By:  Richard Hanus, Esq.

Published July 12, 2021

Whether because of the pandemic or the previous administration’s lowered prioritization of many aspects of our legal immigration system, record setting delays in immigration processes have been many and far reaching.  The two agencies most responsible for processing immigration benefits are the U.S. Department of Homeland Security’s Citizenship and Immigration Services (DHS/CIS) and the U.S. Department of State.  The delays plaguing these agencies have wreaked havoc, both financially and emotionally, on the lives and households of tens, if not hundreds, of thousands of foreign national applicants.  In particular, for applicants in the U.S., it’s delays in processing Employment Authorization and Advance Parole (international) Travel documents (EAD/AP) that are hitting applicants and their families the hardest. Other impacted applicants include family members separated by oceans and looking to be reunited in the U.S. but waiting on U.S. consular post processing of immigrant visas.
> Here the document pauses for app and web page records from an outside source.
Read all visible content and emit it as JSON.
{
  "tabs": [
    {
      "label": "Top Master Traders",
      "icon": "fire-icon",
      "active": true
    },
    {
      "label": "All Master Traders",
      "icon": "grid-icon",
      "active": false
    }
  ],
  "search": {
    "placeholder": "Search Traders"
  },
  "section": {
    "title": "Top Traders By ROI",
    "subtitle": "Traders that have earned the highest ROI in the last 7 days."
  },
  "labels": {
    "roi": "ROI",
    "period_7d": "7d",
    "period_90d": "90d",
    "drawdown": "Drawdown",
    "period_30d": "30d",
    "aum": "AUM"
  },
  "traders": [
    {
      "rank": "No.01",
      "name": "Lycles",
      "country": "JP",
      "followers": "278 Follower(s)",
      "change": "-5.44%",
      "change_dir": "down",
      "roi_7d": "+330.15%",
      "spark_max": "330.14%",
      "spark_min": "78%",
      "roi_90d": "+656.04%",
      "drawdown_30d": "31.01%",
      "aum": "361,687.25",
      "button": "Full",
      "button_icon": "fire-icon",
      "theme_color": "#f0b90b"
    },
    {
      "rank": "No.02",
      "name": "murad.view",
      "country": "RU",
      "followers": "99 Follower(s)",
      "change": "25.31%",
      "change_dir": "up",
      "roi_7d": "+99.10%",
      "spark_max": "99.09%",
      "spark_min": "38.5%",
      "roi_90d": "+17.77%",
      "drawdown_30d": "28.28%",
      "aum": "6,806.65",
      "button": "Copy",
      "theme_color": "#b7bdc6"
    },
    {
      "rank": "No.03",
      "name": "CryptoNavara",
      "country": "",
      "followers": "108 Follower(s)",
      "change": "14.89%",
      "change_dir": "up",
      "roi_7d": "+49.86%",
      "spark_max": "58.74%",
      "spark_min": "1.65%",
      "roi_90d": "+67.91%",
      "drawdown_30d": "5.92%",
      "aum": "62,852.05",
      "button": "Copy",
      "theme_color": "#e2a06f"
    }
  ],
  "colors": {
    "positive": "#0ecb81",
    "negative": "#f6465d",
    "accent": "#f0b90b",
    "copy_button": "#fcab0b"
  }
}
The backlogs are caused by budget shake ups and reduced staffing in both agencies, although practically all aspects of the processes at hand are funded by user filing fees, and not taxpayers.  The following are the types of delays hitting immigration applicants the hardest:

1)     I-130 visa petitions for overseas spouses and young children of U.S. citizen or lawful permanent resident petitioners:  The process usually commences with the U.S. petitioning family member filing an I-130 visa petition with a DHS/CIS Service Center in the U.S.  Processing of this petition now takes anywhere from a few months to more than a year.  Following I-130 visa petition approval though, the parties face another sizeable wait, and that’s for the U.S. Department of State to request and review documents to support the immigrant visa process and thereafter the overseas U.S. consular posts scheduling of an interview.
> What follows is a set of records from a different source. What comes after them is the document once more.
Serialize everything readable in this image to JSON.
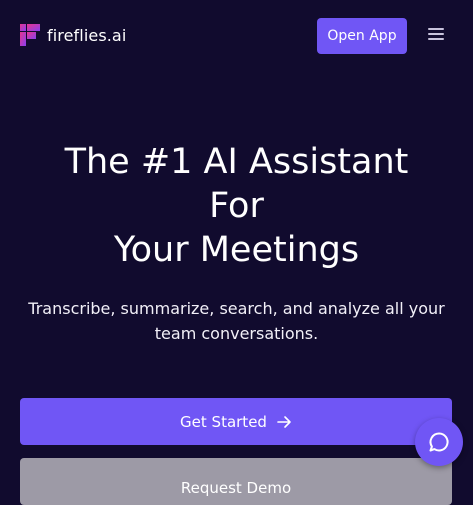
{
  "header": {
    "brand_name": "fireflies.ai",
    "logo_icon": "fireflies-logo-icon",
    "open_app_label": "Open App",
    "menu_icon": "hamburger-menu-icon"
  },
  "hero": {
    "title_lines": [
      "The #1 AI Assistant",
      "For",
      "Your Meetings"
    ],
    "subtitle_lines": [
      "Transcribe, summarize, search, and analyze all your",
      "team conversations."
    ]
  },
  "cta": {
    "get_started_label": "Get Started",
    "get_started_icon": "arrow-right-icon",
    "request_demo_label": "Request Demo"
  },
  "chat": {
    "icon": "chat-bubble-icon"
  },
  "colors": {
    "background": "#110b2e",
    "accent": "#7056f5",
    "secondary_button": "#9d9aa6",
    "logo_pink": "#e6358f",
    "logo_purple": "#8a3ff0"
  }
}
Similar scenarios and delayed processes await overseas fiancés of U.S. citizens as well as parents of over 21 year old U.S. citizens.  With the pandemic shutting down and then later, curtailing operations at U.S. embassies and consulates across the globe in the past year, the queues immigrant visa applicants are forced to wait in have lengthened exponentially.  The long separation these folks face as a result of these delays are both maddening and heart wrenching.

2)     I-485 applicants in the U.S. awaiting processing of Employment Authorization and Advance Parole (allowing for international travel) Documents:  I-485 applicants for lawful permanent resident status (green card) undergo all processing in the U.S. and by law are eligible to be issued the interim benefits of an EAD/AP while awaiting I-485 processing and review.  The EAD/AP serves a hugely important purpose as it allows pending green card applicants an opportunity for lawful employment and international travel while awaiting a decision on their green card applications.   

Up until the past 18 months, an I-485 applicant for Adjustment of Status – whether based on the I-130 petition of a family member, e.g. a U.S. citizen spouse, OR an employer’s I-140 petition – would face an approximately 90 day wait to be issued an EAD/AP while awaiting the processing of their I-485 application.  This processing time has almost tripled, making the availability of the EAD/AP in many cases practically useless, as the review of their underlying I-485 Application for Adjustment of status may take only 9- 12 months in total.  Similar to the hardships faced as a result of immigrant visa processing delays, the delays in initial EAD/AP issuance present substantial financial and emotional strains for applicants and their households, hamstringing applicant ability to earn a living and make international trips.

There is hope on the horizon with a new DHS/CIS Director taking office and intent on implementing strategies for reducing these unprecedented delays and overall, making DHS/CIS function more efficiently in all aspects of its operations.  In the meantime, applicants are left to advocate for themselves.  This includes conventional means, such as agency inquiries with DHS/CIS customer service or through a congressional office, and unconventional approaches, such as federal litigation to compel completion and a decision for a paid-for process.

PUBLISHED July 12, 2021– “IMMIGRATION LAW FORUM” Copyright © 2021, By Law Offices of Richard Hanus, Chicago, Illinois